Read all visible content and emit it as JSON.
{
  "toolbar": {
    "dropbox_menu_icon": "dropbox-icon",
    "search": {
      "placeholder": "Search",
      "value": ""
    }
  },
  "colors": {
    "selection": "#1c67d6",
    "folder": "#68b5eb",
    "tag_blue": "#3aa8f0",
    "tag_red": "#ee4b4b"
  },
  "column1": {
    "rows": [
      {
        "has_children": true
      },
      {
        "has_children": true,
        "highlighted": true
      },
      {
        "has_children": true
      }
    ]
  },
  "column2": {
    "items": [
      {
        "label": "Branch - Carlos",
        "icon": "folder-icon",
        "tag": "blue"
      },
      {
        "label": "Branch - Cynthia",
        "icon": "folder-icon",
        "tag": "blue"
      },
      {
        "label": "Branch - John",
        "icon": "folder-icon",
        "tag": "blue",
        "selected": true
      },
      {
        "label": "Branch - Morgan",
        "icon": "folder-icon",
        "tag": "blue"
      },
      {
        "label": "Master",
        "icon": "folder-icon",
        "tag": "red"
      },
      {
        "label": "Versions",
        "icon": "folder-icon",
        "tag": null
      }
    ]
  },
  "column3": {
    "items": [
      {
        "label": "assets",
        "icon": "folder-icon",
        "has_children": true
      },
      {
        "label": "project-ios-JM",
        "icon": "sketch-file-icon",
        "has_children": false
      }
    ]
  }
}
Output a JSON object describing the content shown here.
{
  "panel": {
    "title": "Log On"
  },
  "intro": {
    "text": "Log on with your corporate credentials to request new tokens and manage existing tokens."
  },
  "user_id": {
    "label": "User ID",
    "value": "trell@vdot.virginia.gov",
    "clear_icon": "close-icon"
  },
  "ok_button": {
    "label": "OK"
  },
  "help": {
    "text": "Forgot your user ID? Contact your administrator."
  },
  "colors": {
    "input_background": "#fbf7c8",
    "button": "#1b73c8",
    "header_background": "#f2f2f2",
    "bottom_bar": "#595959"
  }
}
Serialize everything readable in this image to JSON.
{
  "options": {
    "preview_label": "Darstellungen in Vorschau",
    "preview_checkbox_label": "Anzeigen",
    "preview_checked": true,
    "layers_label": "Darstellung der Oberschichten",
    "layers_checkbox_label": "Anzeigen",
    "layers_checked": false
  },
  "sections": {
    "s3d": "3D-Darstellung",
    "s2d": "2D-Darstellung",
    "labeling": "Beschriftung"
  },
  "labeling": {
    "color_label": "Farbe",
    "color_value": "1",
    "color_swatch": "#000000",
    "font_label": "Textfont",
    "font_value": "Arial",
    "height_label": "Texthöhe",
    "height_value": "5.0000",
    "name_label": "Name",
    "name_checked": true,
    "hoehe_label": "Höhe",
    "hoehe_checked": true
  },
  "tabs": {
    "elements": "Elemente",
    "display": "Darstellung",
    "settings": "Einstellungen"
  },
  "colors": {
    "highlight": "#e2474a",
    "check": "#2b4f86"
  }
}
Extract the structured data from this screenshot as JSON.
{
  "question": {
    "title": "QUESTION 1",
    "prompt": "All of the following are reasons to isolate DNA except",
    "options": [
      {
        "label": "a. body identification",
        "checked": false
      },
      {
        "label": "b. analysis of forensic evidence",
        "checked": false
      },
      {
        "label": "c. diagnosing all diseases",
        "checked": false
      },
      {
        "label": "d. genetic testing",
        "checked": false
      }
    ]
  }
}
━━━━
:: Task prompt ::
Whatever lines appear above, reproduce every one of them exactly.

:: Written response ::
Read all visible content and emit it as JSON.
{
  "toolbar": {
    "dropbox_menu_icon": "dropbox-icon",
    "search": {
      "placeholder": "Search",
      "value": ""
    }
  },
  "colors": {
    "selection": "#1c67d6",
    "folder": "#68b5eb",
    "tag_blue": "#3aa8f0",
    "tag_red": "#ee4b4b"
  },
  "column1": {
    "rows": [
      {
        "has_children": true
      },
      {
        "has_children": true,
        "highlighted": true
      },
      {
        "has_children": true
      }
    ]
  },
  "column2": {
    "items": [
      {
        "label": "Branch - Carlos",
        "icon": "folder-icon",
        "tag": "blue"
      },
      {
        "label": "Branch - Cynthia",
        "icon": "folder-icon",
        "tag": "blue"
      },
      {
        "label": "Branch - John",
        "icon": "folder-icon",
        "tag": "blue",
        "selected": true
      },
      {
        "label": "Branch - Morgan",
        "icon": "folder-icon",
        "tag": "blue"
      },
      {
        "label": "Master",
        "icon": "folder-icon",
        "tag": "red"
      },
      {
        "label": "Versions",
        "icon": "folder-icon",
        "tag": null
      }
    ]
  },
  "column3": {
    "items": [
      {
        "label": "assets",
        "icon": "folder-icon",
        "has_children": true
      },
      {
        "label": "project-ios-JM",
        "icon": "sketch-file-icon",
        "has_children": false
      }
    ]
  }
}
Output a JSON object describing the content shown here.
{
  "panel": {
    "title": "Log On"
  },
  "intro": {
    "text": "Log on with your corporate credentials to request new tokens and manage existing tokens."
  },
  "user_id": {
    "label": "User ID",
    "value": "trell@vdot.virginia.gov",
    "clear_icon": "close-icon"
  },
  "ok_button": {
    "label": "OK"
  },
  "help": {
    "text": "Forgot your user ID? Contact your administrator."
  },
  "colors": {
    "input_background": "#fbf7c8",
    "button": "#1b73c8",
    "header_background": "#f2f2f2",
    "bottom_bar": "#595959"
  }
}
Serialize everything readable in this image to JSON.
{
  "options": {
    "preview_label": "Darstellungen in Vorschau",
    "preview_checkbox_label": "Anzeigen",
    "preview_checked": true,
    "layers_label": "Darstellung der Oberschichten",
    "layers_checkbox_label": "Anzeigen",
    "layers_checked": false
  },
  "sections": {
    "s3d": "3D-Darstellung",
    "s2d": "2D-Darstellung",
    "labeling": "Beschriftung"
  },
  "labeling": {
    "color_label": "Farbe",
    "color_value": "1",
    "color_swatch": "#000000",
    "font_label": "Textfont",
    "font_value": "Arial",
    "height_label": "Texthöhe",
    "height_value": "5.0000",
    "name_label": "Name",
    "name_checked": true,
    "hoehe_label": "Höhe",
    "hoehe_checked": true
  },
  "tabs": {
    "elements": "Elemente",
    "display": "Darstellung",
    "settings": "Einstellungen"
  },
  "colors": {
    "highlight": "#e2474a",
    "check": "#2b4f86"
  }
}
Extract the structured data from this screenshot as JSON.
{
  "question": {
    "title": "QUESTION 1",
    "prompt": "All of the following are reasons to isolate DNA except",
    "options": [
      {
        "label": "a. body identification",
        "checked": false
      },
      {
        "label": "b. analysis of forensic evidence",
        "checked": false
      },
      {
        "label": "c. diagnosing all diseases",
        "checked": false
      },
      {
        "label": "d. genetic testing",
        "checked": false
      }
    ]
  }
}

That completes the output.